It’s been a while since we’ve checked in with the 2010 Giants. From Aubrey Huff‘s rally thong to Freddy Sanchez‘s rally ghost, here are another five players who made their mark on this band of misfits.
Defining moment for Huff in 2010: Waving a red rally thong, procured Zoolander-style, in front of thousands at Civic Center for the Giants World Series parade.
Defining moment for Huff in 2012: Bashing his knee while leaping over the dugout railing to celebrate Matt Cain‘s perfecto, earning him a lengthy stay on the disabled list.
Of course, this isn’t the extent of Huff’s contributions, either in 2010 or 2012. In the Giants’ first championship season, he batted .290/.385/.590 with an .891 OPS and 26 home runs in 668 PA. His bWAR peaked at 5.5, the highest in his major league career to date. He finished the year with 15 hits and 8 RBI in the Giants’ postseason run–and seventh place in MVP voting.

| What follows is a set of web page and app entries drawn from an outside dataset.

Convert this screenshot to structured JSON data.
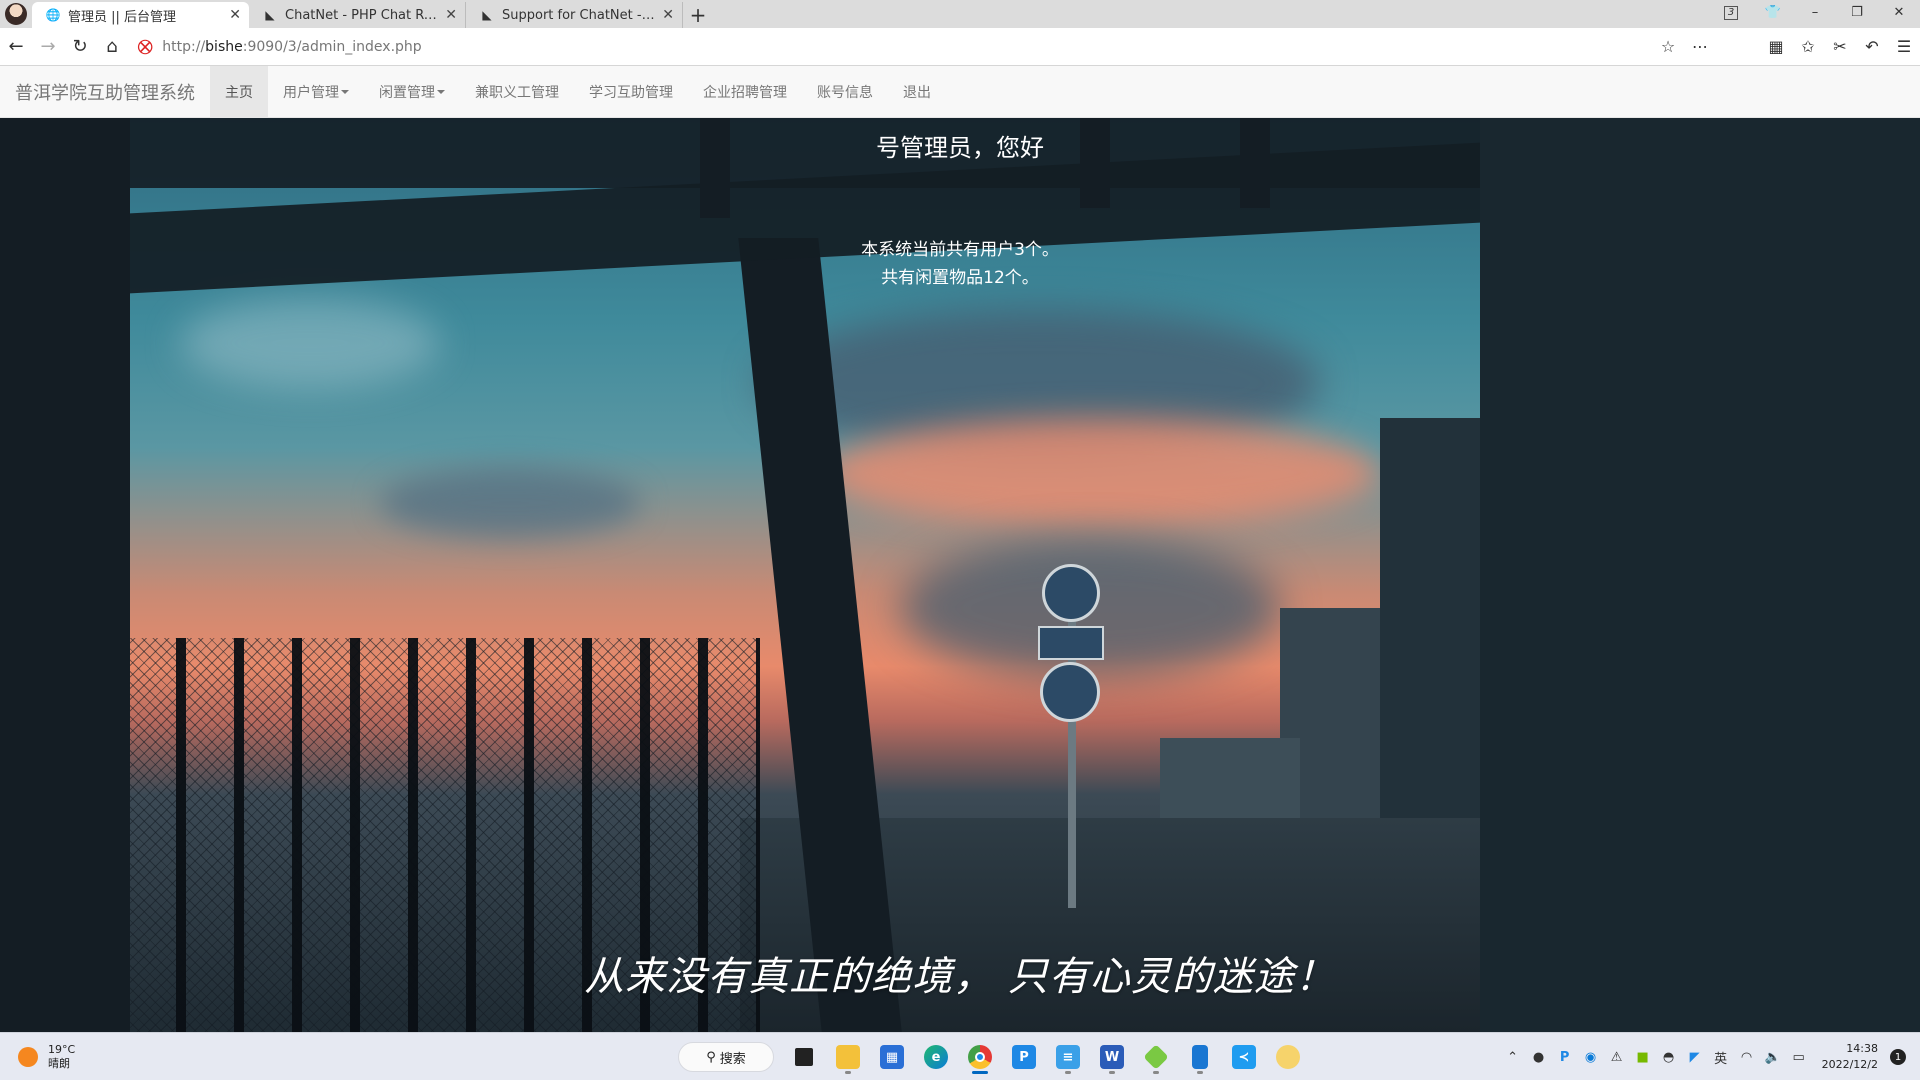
{
  "browser": {
    "tabs": [
      {
        "title": "管理员 || 后台管理",
        "active": true
      },
      {
        "title": "ChatNet - PHP Chat Room",
        "active": false
      },
      {
        "title": "Support for ChatNet - PHP",
        "active": false
      }
    ],
    "new_tab": "+",
    "url_prefix": "http://",
    "url_host": "bishe",
    "url_rest": ":9090/3/admin_index.php",
    "window_badge": "3"
  },
  "site": {
    "brand": "普洱学院互助管理系统",
    "nav": [
      {
        "label": "主页",
        "active": true,
        "dropdown": false
      },
      {
        "label": "用户管理",
        "active": false,
        "dropdown": true
      },
      {
        "label": "闲置管理",
        "active": false,
        "dropdown": true
      },
      {
        "label": "兼职义工管理",
        "active": false,
        "dropdown": false
      },
      {
        "label": "学习互助管理",
        "active": false,
        "dropdown": false
      },
      {
        "label": "企业招聘管理",
        "active": false,
        "dropdown": false
      },
      {
        "label": "账号信息",
        "active": false,
        "dropdown": false
      },
      {
        "label": "退出",
        "active": false,
        "dropdown": false
      }
    ]
  },
  "main": {
    "greeting": "号管理员，您好",
    "stat_users": "本系统当前共有用户3个。",
    "stat_items": "共有闲置物品12个。",
    "motto": "从来没有真正的绝境， 只有心灵的迷途！"
  },
  "taskbar": {
    "temp": "19°C",
    "weather": "晴朗",
    "search_label": "搜索",
    "ime": "英",
    "time": "14:38",
    "date": "2022/12/2",
    "notifications": "1",
    "apps": [
      "start",
      "search",
      "task-view",
      "file-explorer",
      "store",
      "edge",
      "chrome",
      "app-p",
      "notepad",
      "word",
      "app-green",
      "phone-link",
      "vscode",
      "app-yellow"
    ]
  }
}
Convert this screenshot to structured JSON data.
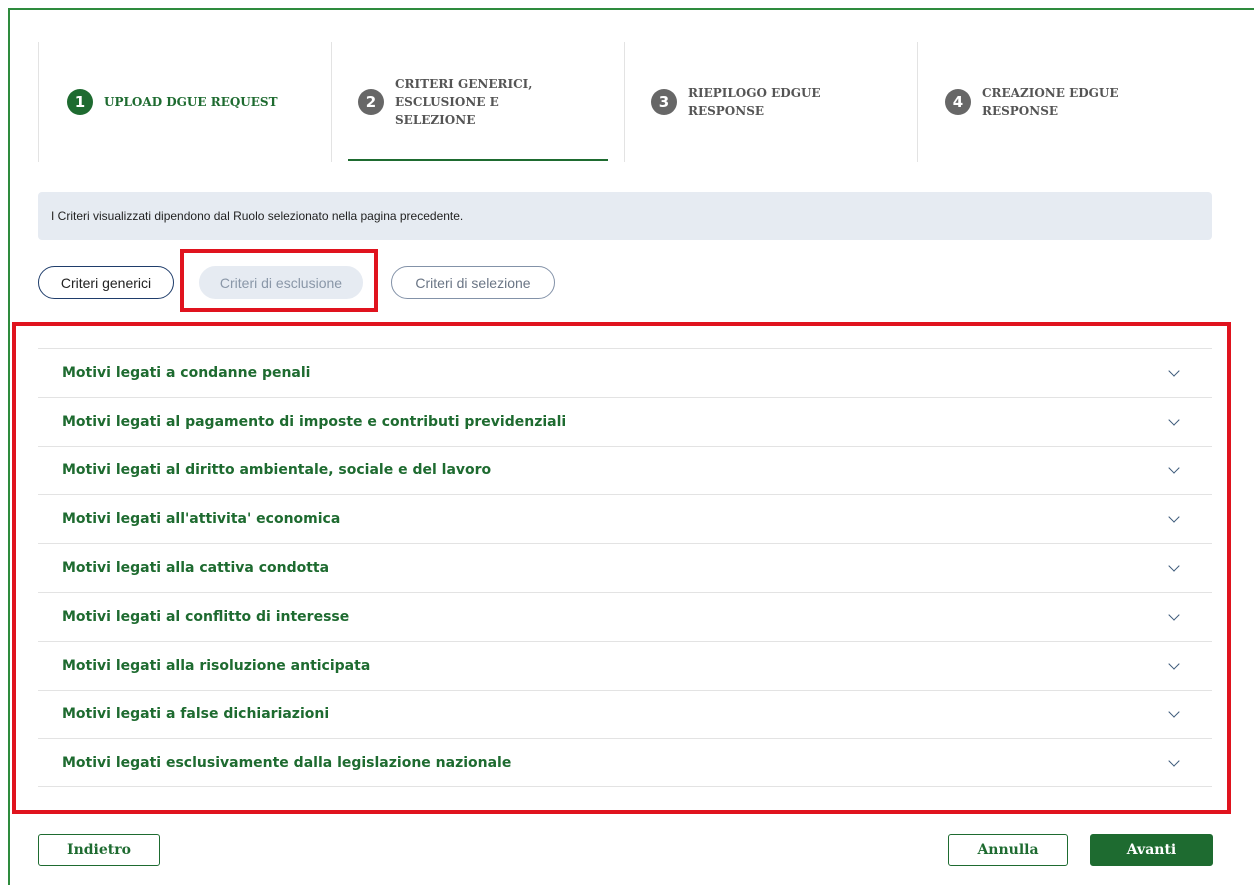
{
  "stepper": {
    "steps": [
      {
        "number": "1",
        "label": "UPLOAD DGUE REQUEST",
        "state": "active"
      },
      {
        "number": "2",
        "label": "CRITERI GENERICI, ESCLUSIONE E SELEZIONE",
        "state": "current"
      },
      {
        "number": "3",
        "label": "RIEPILOGO EDGUE RESPONSE",
        "state": "inactive"
      },
      {
        "number": "4",
        "label": "CREAZIONE EDGUE RESPONSE",
        "state": "inactive"
      }
    ]
  },
  "info": {
    "text": "I Criteri visualizzati dipendono dal Ruolo selezionato nella pagina precedente."
  },
  "tabs": {
    "generici": "Criteri generici",
    "esclusione": "Criteri di esclusione",
    "selezione": "Criteri di selezione"
  },
  "accordion": {
    "items": [
      "Motivi legati a condanne penali",
      "Motivi legati al pagamento di imposte e contributi previdenziali",
      "Motivi legati al diritto ambientale, sociale e del lavoro",
      "Motivi legati all'attivita' economica",
      "Motivi legati alla cattiva condotta",
      "Motivi legati al conflitto di interesse",
      "Motivi legati alla risoluzione anticipata",
      "Motivi legati a false dichiariazioni",
      "Motivi legati esclusivamente dalla legislazione nazionale"
    ]
  },
  "footer": {
    "back": "Indietro",
    "cancel": "Annulla",
    "next": "Avanti"
  },
  "colors": {
    "brand_green": "#1e6b30",
    "highlight_red": "#e0131e",
    "info_bg": "#e6ebf2"
  },
  "icons": {
    "accordion_toggle": "chevron-down-icon"
  }
}
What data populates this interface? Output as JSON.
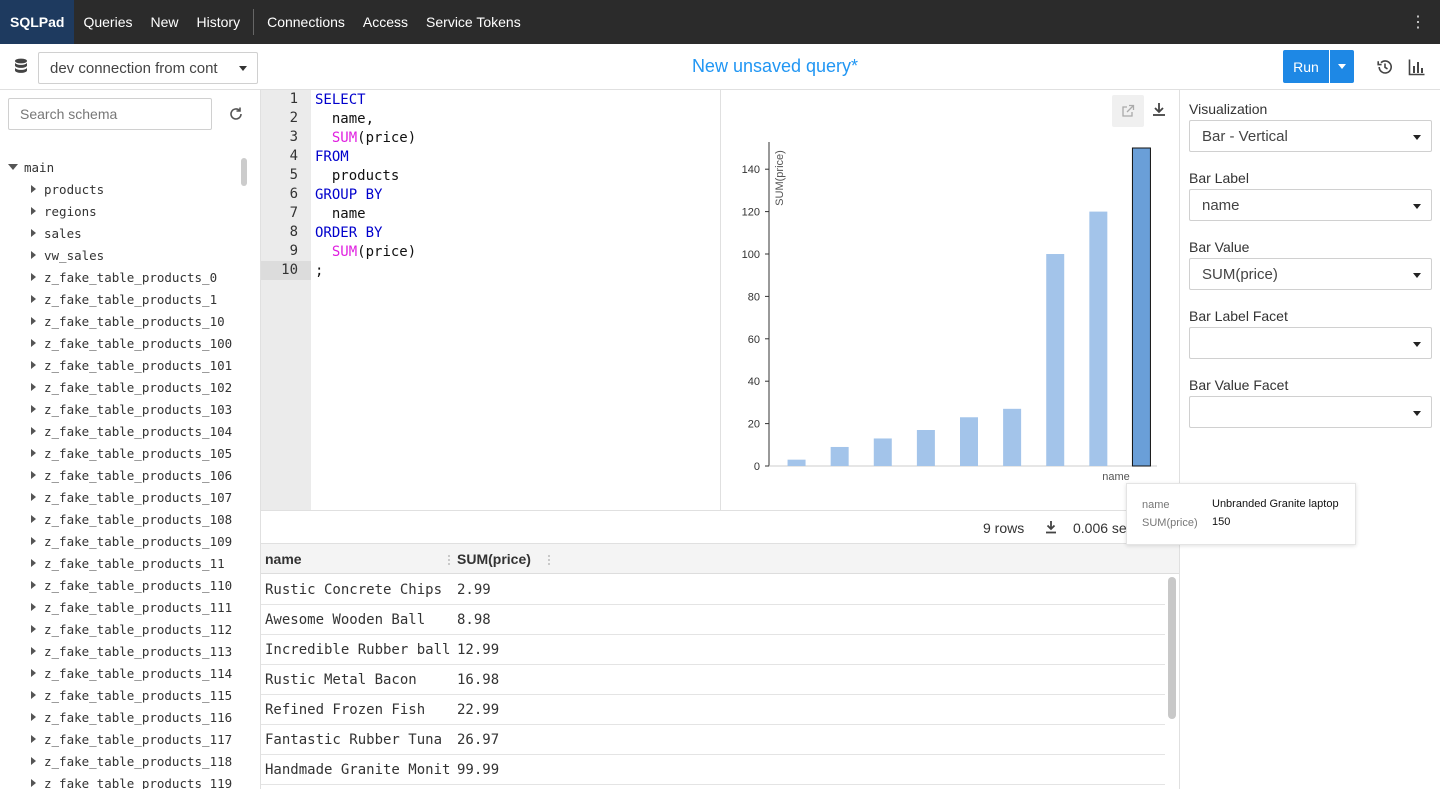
{
  "nav": {
    "brand": "SQLPad",
    "items": [
      "Queries",
      "New",
      "History"
    ],
    "items2": [
      "Connections",
      "Access",
      "Service Tokens"
    ]
  },
  "toolbar": {
    "connection": "dev connection from cont",
    "title": "New unsaved query*",
    "run_label": "Run"
  },
  "schema": {
    "search_placeholder": "Search schema",
    "root": "main",
    "tables": [
      "products",
      "regions",
      "sales",
      "vw_sales",
      "z_fake_table_products_0",
      "z_fake_table_products_1",
      "z_fake_table_products_10",
      "z_fake_table_products_100",
      "z_fake_table_products_101",
      "z_fake_table_products_102",
      "z_fake_table_products_103",
      "z_fake_table_products_104",
      "z_fake_table_products_105",
      "z_fake_table_products_106",
      "z_fake_table_products_107",
      "z_fake_table_products_108",
      "z_fake_table_products_109",
      "z_fake_table_products_11",
      "z_fake_table_products_110",
      "z_fake_table_products_111",
      "z_fake_table_products_112",
      "z_fake_table_products_113",
      "z_fake_table_products_114",
      "z_fake_table_products_115",
      "z_fake_table_products_116",
      "z_fake_table_products_117",
      "z_fake_table_products_118",
      "z_fake_table_products_119"
    ]
  },
  "editor": {
    "lines": [
      [
        {
          "t": "SELECT",
          "k": "kw"
        }
      ],
      [
        {
          "t": "  name,",
          "k": ""
        }
      ],
      [
        {
          "t": "  ",
          "k": ""
        },
        {
          "t": "SUM",
          "k": "fn"
        },
        {
          "t": "(price)",
          "k": ""
        }
      ],
      [
        {
          "t": "FROM",
          "k": "kw"
        }
      ],
      [
        {
          "t": "  products",
          "k": ""
        }
      ],
      [
        {
          "t": "GROUP BY",
          "k": "kw"
        }
      ],
      [
        {
          "t": "  name",
          "k": ""
        }
      ],
      [
        {
          "t": "ORDER BY",
          "k": "kw"
        }
      ],
      [
        {
          "t": "  ",
          "k": ""
        },
        {
          "t": "SUM",
          "k": "fn"
        },
        {
          "t": "(price)",
          "k": ""
        }
      ],
      [
        {
          "t": ";",
          "k": ""
        }
      ]
    ],
    "active_line": 10
  },
  "chart_data": {
    "type": "bar",
    "categories": [
      "Rustic Concrete Chips",
      "Awesome Wooden Ball",
      "Incredible Rubber ball",
      "Rustic Metal Bacon",
      "Refined Frozen Fish",
      "Fantastic Rubber Tuna",
      "Handmade Granite Monit",
      "",
      "Unbranded Granite laptop"
    ],
    "values": [
      2.99,
      8.98,
      12.99,
      16.98,
      22.99,
      26.97,
      99.99,
      120,
      150
    ],
    "xlabel": "name",
    "ylabel": "SUM(price)",
    "ylim": [
      0,
      150
    ],
    "yticks": [
      0,
      20,
      40,
      60,
      80,
      100,
      120,
      140
    ],
    "highlight_index": 8,
    "bar_color": "#a3c4ea",
    "highlight_color": "#6a9fd8"
  },
  "tooltip": {
    "label_key": "name",
    "label_value": "Unbranded Granite laptop",
    "value_key": "SUM(price)",
    "value_value": "150"
  },
  "viz": {
    "fields": [
      {
        "label": "Visualization",
        "value": "Bar - Vertical"
      },
      {
        "label": "Bar Label",
        "value": "name"
      },
      {
        "label": "Bar Value",
        "value": "SUM(price)"
      },
      {
        "label": "Bar Label Facet",
        "value": ""
      },
      {
        "label": "Bar Value Facet",
        "value": ""
      }
    ]
  },
  "results": {
    "rows_text": "9 rows",
    "time_text": "0.006 se",
    "columns": [
      "name",
      "SUM(price)"
    ],
    "rows": [
      [
        "Rustic Concrete Chips",
        "2.99"
      ],
      [
        "Awesome Wooden Ball",
        "8.98"
      ],
      [
        "Incredible Rubber ball",
        "12.99"
      ],
      [
        "Rustic Metal Bacon",
        "16.98"
      ],
      [
        "Refined Frozen Fish",
        "22.99"
      ],
      [
        "Fantastic Rubber Tuna",
        "26.97"
      ],
      [
        "Handmade Granite Monit",
        "99.99"
      ]
    ]
  },
  "colors": {
    "accent": "#2196f3",
    "run_button": "#1e88e5",
    "topbar": "#2b2b2b",
    "brand_bg": "#1e3a5f",
    "keyword": "#0000cc",
    "function": "#e020e0"
  }
}
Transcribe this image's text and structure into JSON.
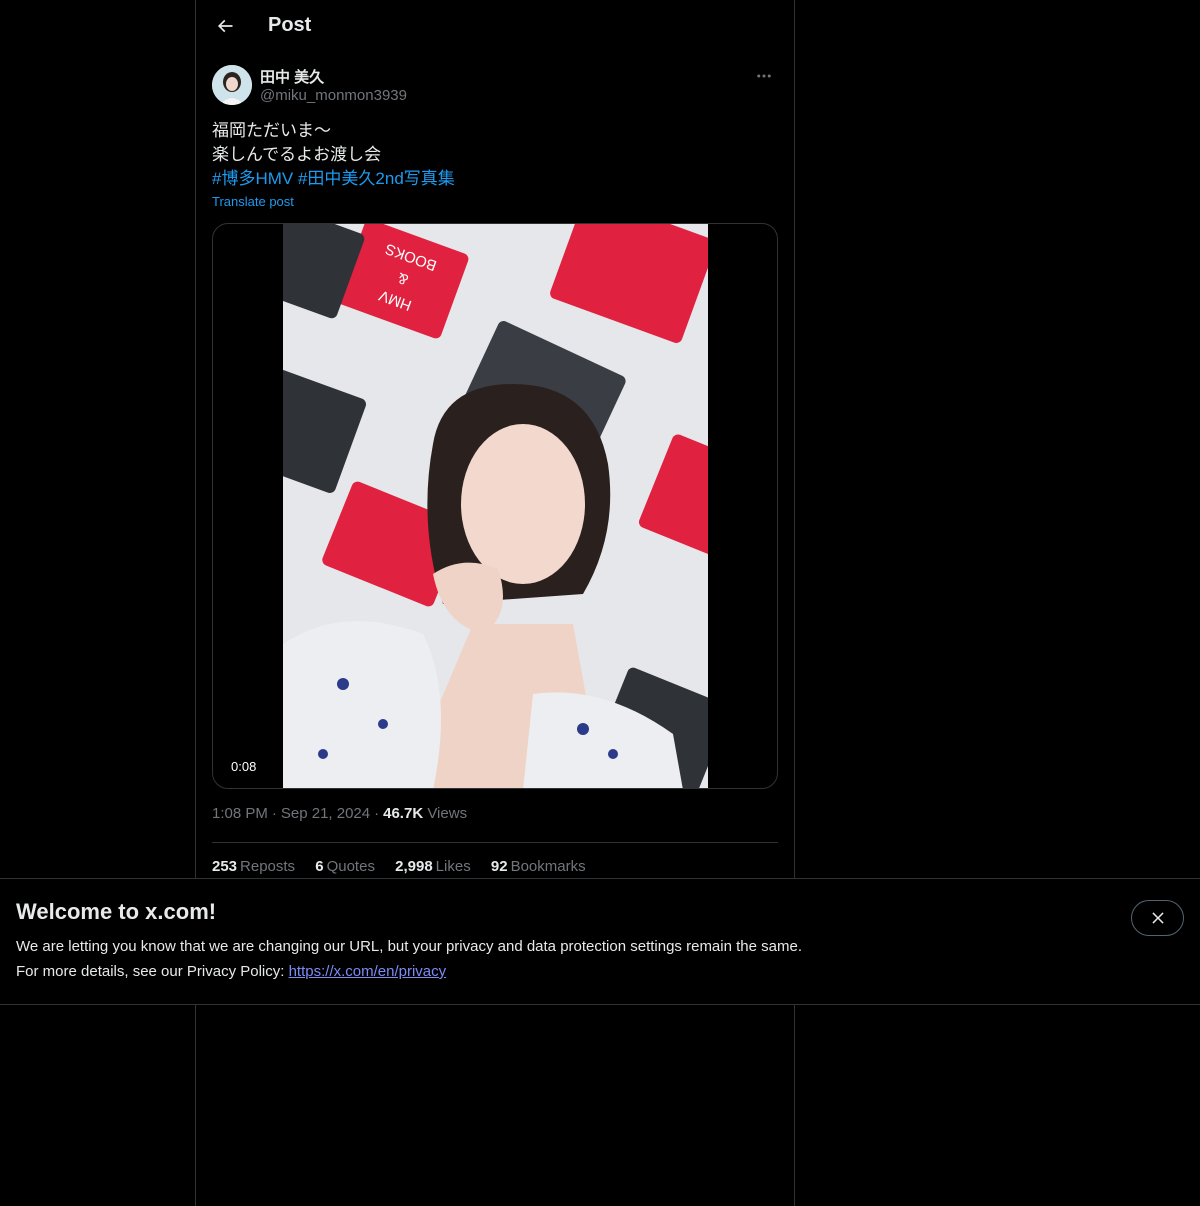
{
  "header": {
    "title": "Post"
  },
  "author": {
    "name": "田中 美久",
    "handle": "@miku_monmon3939"
  },
  "tweet": {
    "lines": [
      "福岡ただいま〜",
      "楽しんでるよお渡し会"
    ],
    "hashtags": [
      "#博多HMV",
      "#田中美久2nd写真集"
    ],
    "translate_label": "Translate post"
  },
  "media": {
    "duration": "0:08",
    "sign_text": [
      "HMV",
      "&",
      "BOOKS"
    ]
  },
  "meta": {
    "time": "1:08 PM",
    "date": "Sep 21, 2024",
    "views_count": "46.7K",
    "views_label": "Views"
  },
  "stats": {
    "reposts": {
      "count": "253",
      "label": "Reposts"
    },
    "quotes": {
      "count": "6",
      "label": "Quotes"
    },
    "likes": {
      "count": "2,998",
      "label": "Likes"
    },
    "bookmarks": {
      "count": "92",
      "label": "Bookmarks"
    }
  },
  "banner": {
    "title": "Welcome to x.com!",
    "line1": "We are letting you know that we are changing our URL, but your privacy and data protection settings remain the same.",
    "line2_prefix": "For more details, see our Privacy Policy: ",
    "link_text": "https://x.com/en/privacy"
  },
  "colors": {
    "background": "#000000",
    "link": "#1d9bf0",
    "muted": "#71767b",
    "divider": "#2f3336"
  }
}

Since then, he’s fallen to a .192/.326/.282 batting line in 2012, with a 77 OPS and a single home run in 95 PA. Along the way, he’s suffered several trips to the DL, developed a penchant for grounding into double plays, and endured the teasing of his teammates on a few failed attempts to play left field. During the Giants’ recent playoff run, Huff made 10 appearances and collected a single hit in as many PA. Today he’s perusing the free agent market for the first time since 2009, though no teams have expressed interest so far.
Following his first full major league season, Ishikawa settled into a backup role in 2010. Over 116 games, he made just 25 starts, picking up 42 hits, 13 walks, and 22 RBI in 173 PA as a pinch-hitter and occasional first baseman. His most notable contribution arrived in the World Series opener, when he pinch-hit for Javier Lopez and nabbed an RBI double in the Giants’ 11-7 drubbing over the Rangers.
After the Giants clinched the Series, first base became the shared territory of Aubrey Huff and Brandon Belt. Ishikawa was relegated to the minors, and signed a one-year deal with Milwaukee where he split time between first base and right field, batting .257/.329/.426 in 174 PA. This winter, he accepted a minor league contract and spring training invite from the Baltimore Orioles.
There are two distinct impressions I have from Renteria’s 2010 season with the Giants. In the first, he poses for the camera while receiving the World Series MVP award in a champagne-soaked clubhouse. In the second, he rejects the Giants’ one-year offer for 2011, complaining of being under-valued and opting to finish his career in Cincinnati.
His impact on the club was undeniable in 2010, most notably once San Francisco reached the postseason, receiving his moment in the spotlight with a series-winning, championship-clinching home run off Texas’ Cliff Lee in Game 5.
Following his split from the Giants, Edgar accepted a utility role with the Reds and completed his major league time with 96 games, a .251 batting average, and 5 home runs.
Here’s a name that might be a little less familiar. Rohlinger spent the entirety of his major league career with the Giants, but managed just 12 games in 2010 and 46 games from 2008-2011. He contributed 3 hits and a lone RBI to the Giants in 18 PA during their championship year, and saw just one plate appearance as a pinch-hitter in May 2011. Ryan is currently a free agent.
The details are fuzzy now, but there is a priceless moment in the 2010 postseason when Freddy Sanchez emerges from the dugout to watch a home run. Perhaps it is Juan Uribe‘s game-winning homer in the Championship Series, or one of Cody Ross‘s five postseason dingers, but his expression is one of complete and total awe. During the World Series, he had jaw-dropping moments of his own—most memorably when hitting three doubles in his first three at-bats. Throughout the 2010 season, he propelled the team to their division win, batting .292/.324/.397 with a .739 OPS in 479 PA.
The final season of his career was a harsh letdown from the highs of a World Series championship. Not two weeks after Buster Posey‘s catastrophic collision with Scott Cousins, Sanchez dislocated his shoulder and ended up missing the remainder of the season. He was projected to return in 2012, but forced to sit out after back surgery and a handful of minor league performances.
There is another image of Freddy that will remained burned in Giants fans’ minds. In the middle of last year’s postseason run, the shadow of Freddy’s ghost lurked in the dugout, inspiring an all-too-brief #RallyFreddySanchezGhost movement and spurring the team on to victory. Although he has since been released into the free agent pool, it is this memory of him that will stand out from his post-2010 performances.
Topics: San Francisco Giants